Differentiated dairy grazing intensity in the Northeast

J Dairy Sci. 2000 Apr;83(4):836-42. doi: 10.3168/jds.S0022-0302(00)74947-2.

Abstract

As the dairy industry in the Northeast experienced difficult economic conditions in the 1990s, grazing was increasingly viewed as an option for feeding dairy cattle. This analysis used a large sample of dairy farms randomly drawn from three states (Pennsylvania, Vermont, and Virginia) in early 1997 to compare important aspects of the farming operations for four distinct grazing systems: continuous, traditional, moderately intensive, and intensive. Farmers who used intensive grazing tended to be younger, have more cows per acre, and have greater satisfaction with their farming operations. Logit regression results showed that more formal education and a higher debt-to-asset ratio increased the likelihood that a farmer would increase reliance on grazing in the future.

MeSH terms
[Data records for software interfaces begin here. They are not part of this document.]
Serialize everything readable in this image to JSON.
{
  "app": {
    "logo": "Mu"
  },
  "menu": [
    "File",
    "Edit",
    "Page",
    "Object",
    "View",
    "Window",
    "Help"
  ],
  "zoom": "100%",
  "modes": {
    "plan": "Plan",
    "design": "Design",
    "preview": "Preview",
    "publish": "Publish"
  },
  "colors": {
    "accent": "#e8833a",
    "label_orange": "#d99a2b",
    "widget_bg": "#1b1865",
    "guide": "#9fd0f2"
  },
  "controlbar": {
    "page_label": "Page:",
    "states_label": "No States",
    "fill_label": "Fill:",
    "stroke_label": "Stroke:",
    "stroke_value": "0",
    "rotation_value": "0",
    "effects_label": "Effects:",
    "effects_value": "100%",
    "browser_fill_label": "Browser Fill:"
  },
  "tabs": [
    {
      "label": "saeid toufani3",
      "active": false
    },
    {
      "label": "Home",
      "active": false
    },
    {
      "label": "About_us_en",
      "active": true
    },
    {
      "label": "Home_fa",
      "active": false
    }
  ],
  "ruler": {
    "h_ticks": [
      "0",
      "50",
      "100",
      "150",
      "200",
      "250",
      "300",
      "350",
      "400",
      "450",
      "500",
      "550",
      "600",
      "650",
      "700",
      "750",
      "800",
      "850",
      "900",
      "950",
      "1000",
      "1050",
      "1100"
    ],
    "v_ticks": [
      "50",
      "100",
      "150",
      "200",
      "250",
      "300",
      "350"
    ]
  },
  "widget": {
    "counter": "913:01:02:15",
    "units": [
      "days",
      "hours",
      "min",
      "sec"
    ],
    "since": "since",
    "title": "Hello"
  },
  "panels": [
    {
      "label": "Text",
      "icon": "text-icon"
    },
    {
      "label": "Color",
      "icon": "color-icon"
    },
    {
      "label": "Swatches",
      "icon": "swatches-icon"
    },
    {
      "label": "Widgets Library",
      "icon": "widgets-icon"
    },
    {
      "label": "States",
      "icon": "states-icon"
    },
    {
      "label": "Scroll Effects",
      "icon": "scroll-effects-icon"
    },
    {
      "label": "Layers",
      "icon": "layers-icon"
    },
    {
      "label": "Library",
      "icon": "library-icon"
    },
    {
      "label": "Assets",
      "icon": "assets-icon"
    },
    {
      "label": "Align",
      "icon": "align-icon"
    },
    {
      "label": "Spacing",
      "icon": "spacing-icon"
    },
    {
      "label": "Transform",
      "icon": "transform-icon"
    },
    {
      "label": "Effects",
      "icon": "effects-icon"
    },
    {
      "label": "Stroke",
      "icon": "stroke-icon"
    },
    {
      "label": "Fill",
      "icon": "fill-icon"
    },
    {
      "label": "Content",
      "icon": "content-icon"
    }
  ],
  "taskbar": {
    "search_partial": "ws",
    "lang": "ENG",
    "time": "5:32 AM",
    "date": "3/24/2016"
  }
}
  • Agriculture / economics
  • Agriculture / trends
  • Animal Feed*
  • Animals
  • Cattle / physiology*
  • Dairying / economics
  • Dairying / methods*
  • Dairying / trends
  • Female
  • Regression Analysis
  • Technology
  • United States